Task goal
Count how many lines below contain the word "name", then give that number alone.

Items from a dataset
....................

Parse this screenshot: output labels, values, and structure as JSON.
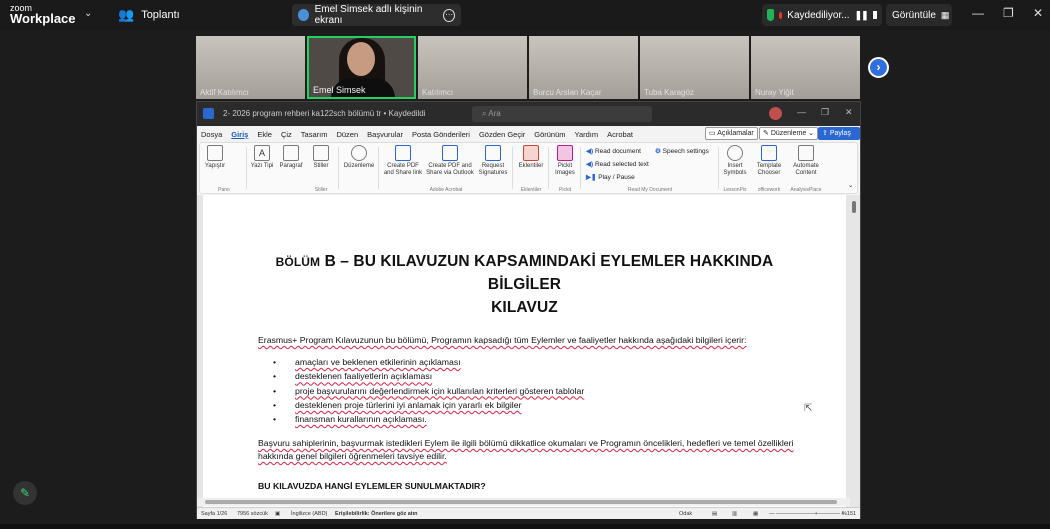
{
  "zoom": {
    "logo_small": "zoom",
    "logo_big": "Workplace",
    "meeting_label": "Toplantı",
    "share_label": "Emel Simsek adlı kişinin ekranı",
    "recording_label": "Kaydediliyor...",
    "view_label": "Görüntüle",
    "window_controls": [
      "—",
      "❐",
      "✕"
    ]
  },
  "gallery": {
    "tiles": [
      {
        "name": "Aktif Katılımcı"
      },
      {
        "name": "Emel Simsek"
      },
      {
        "name": "Katılımcı"
      },
      {
        "name": "Burcu Arslan Kaçar"
      },
      {
        "name": "Tuba Karagöz"
      },
      {
        "name": "Nuray Yiğit"
      }
    ]
  },
  "word": {
    "doc_title": "2- 2026 program rehberi ka122sch bölümü tr • Kaydedildi",
    "search_placeholder": "Ara",
    "menu_tabs": [
      "Dosya",
      "Giriş",
      "Ekle",
      "Çiz",
      "Tasarım",
      "Düzen",
      "Başvurular",
      "Posta Gönderileri",
      "Gözden Geçir",
      "Görünüm",
      "Yardım",
      "Acrobat"
    ],
    "comments_label": "Açıklamalar",
    "editing_label": "Düzenleme",
    "share_label": "Paylaş",
    "ribbon": {
      "paste": "Yapıştır",
      "font": "Yazı Tipi",
      "paragraph": "Paragraf",
      "styles": "Stiller",
      "editing": "Düzenleme",
      "create_pdf_share": "Create PDF and Share link",
      "create_pdf_outlook": "Create PDF and Share via Outlook",
      "request_sign": "Request Signatures",
      "addins": "Eklentiler",
      "pickit": "Pickit Images",
      "read_document": "Read document",
      "read_selected": "Read selected text",
      "play_pause": "Play / Pause",
      "speech_settings": "Speech settings",
      "insert_symbols": "Insert Symbols",
      "template_chooser": "Template Chooser",
      "automate_content": "Automate Content",
      "groups": {
        "pano": "Pano",
        "stiller": "Stiller",
        "adobe": "Adobe Acrobat",
        "eklentiler": "Eklentiler",
        "pickit": "Pickit",
        "readmydoc": "Read My Document",
        "lessonpix": "LessonPix",
        "officework": "officework",
        "analysisplace": "AnalysisPlace"
      }
    },
    "document": {
      "heading_small": "BÖLÜM",
      "heading_line1": "B – BU KILAVUZUN KAPSAMINDAKİ EYLEMLER HAKKINDA",
      "heading_line2": "BİLGİLER",
      "heading_line3": "KILAVUZ",
      "intro": "Erasmus+ Program Kılavuzunun bu bölümü, Programın kapsadığı tüm Eylemler ve faaliyetler hakkında aşağıdaki bilgileri içerir:",
      "bullets": [
        "amaçları ve beklenen etkilerinin açıklaması",
        "desteklenen faaliyetlerin açıklaması",
        "proje başvurularını değerlendirmek için kullanılan kriterleri gösteren tablolar",
        "desteklenen proje türlerini iyi anlamak için yararlı ek bilgiler",
        "finansman kurallarının açıklaması."
      ],
      "paragraph": "Başvuru sahiplerinin, başvurmak istedikleri Eylem ile ilgili bölümü dikkatlice okumaları ve Programın öncelikleri, hedefleri ve temel özellikleri hakkında genel bilgileri öğrenmeleri tavsiye edilir.",
      "subheading": "BU KILAVUZDA HANGİ EYLEMLER SUNULMAKTADIR?"
    },
    "status": {
      "page": "Sayfa 1/26",
      "words": "7956 sözcük",
      "language": "İngilizce (ABD)",
      "accessibility": "Erişilebilirlik: Önerilere göz atın",
      "focus": "Odak",
      "zoom": "%151"
    }
  }
}
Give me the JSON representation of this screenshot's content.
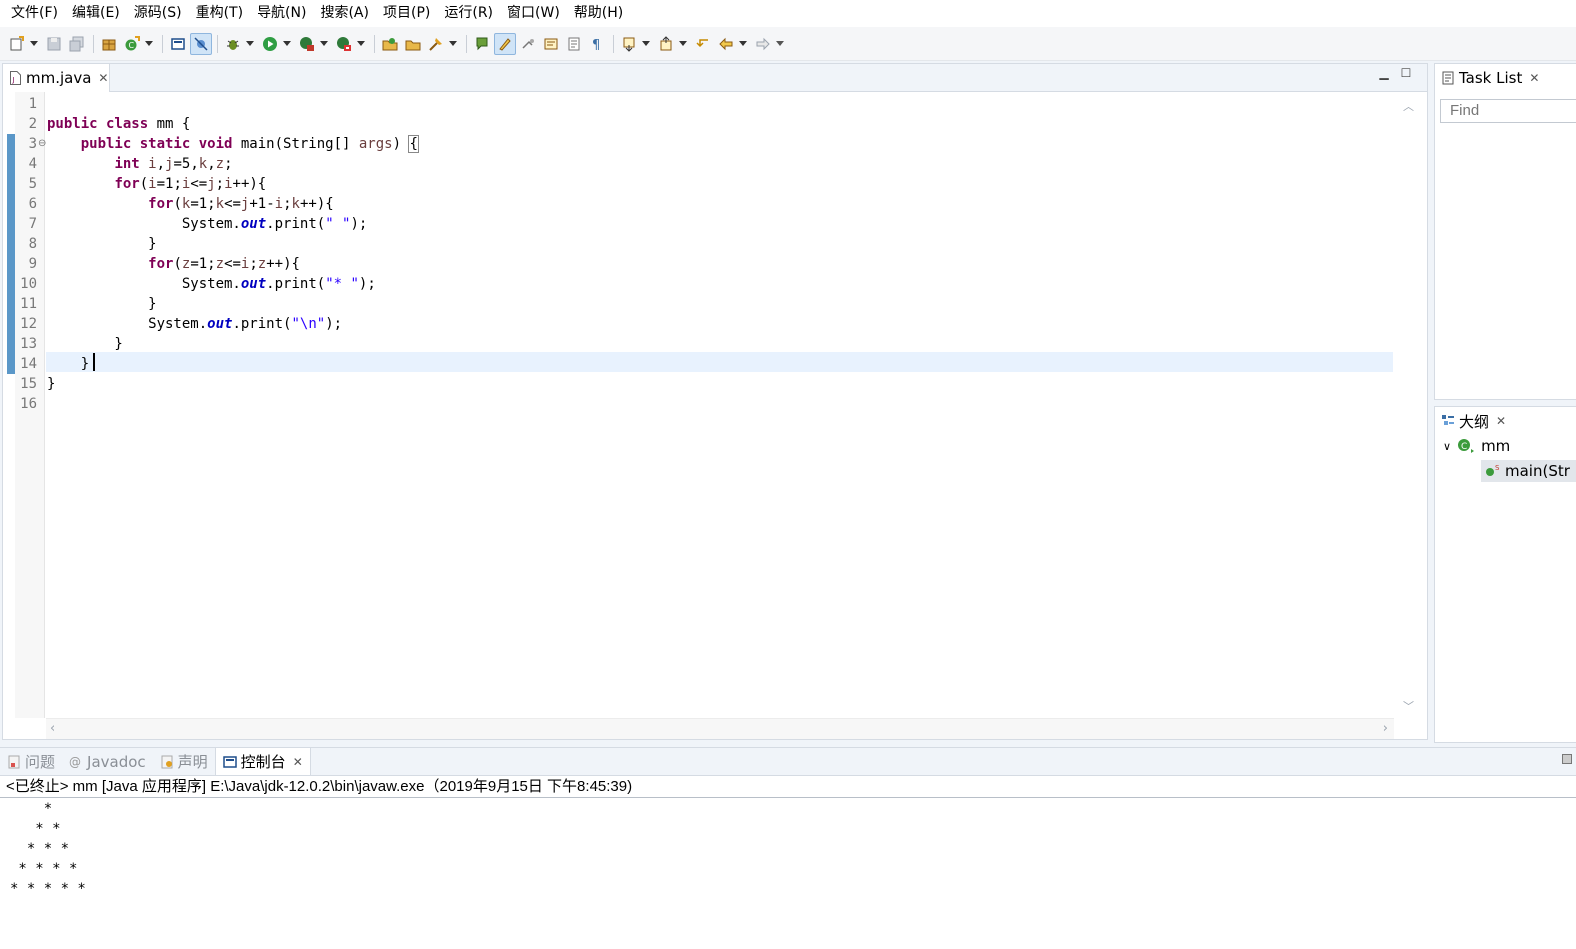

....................

Result of the exercise
6